Answer: Trypomastigotes and intermediate trypomastigote/amastigote forms of Trypanosoma cruzi.

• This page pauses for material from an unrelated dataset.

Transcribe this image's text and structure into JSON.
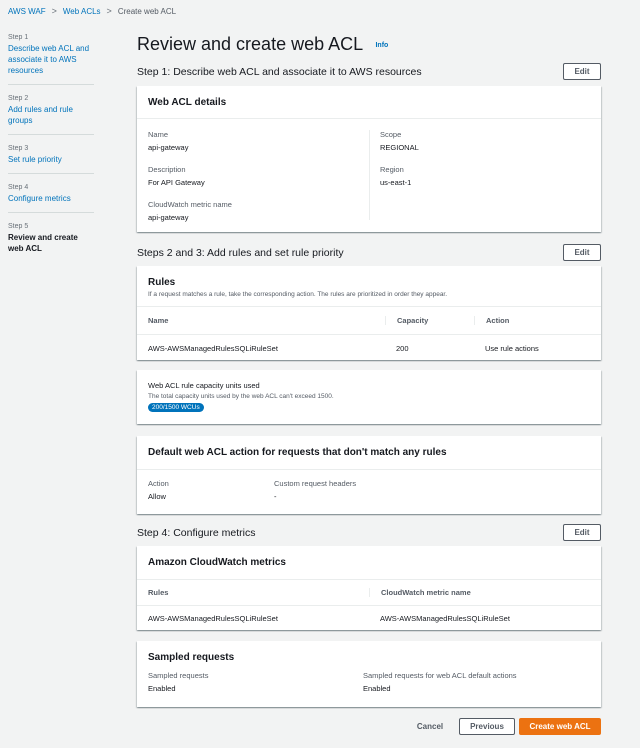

Thanks to everyone who wrote in for this case! This was, admittedly, a tricky case, since it is uncommon to see amastigote-type forms in peripheral blood. The reason these atypical forms were present is because this specimen was grown in culture and then innoculated in peripheral blood (artificial infection). Fortunately, the classic "C-shaped" trypomastigote forms with large kinetoplast were still abundant and allowed accurate identification. Although you wouldn't expect to see a case like this in nature, this type of preparation may show up on proficiency test (since this material is typically grown in culture). Another important point of this case is that the forms on the thick smear resemble Plasmodium rings; thus, it is always important to examine BOTH the thick and thin smears!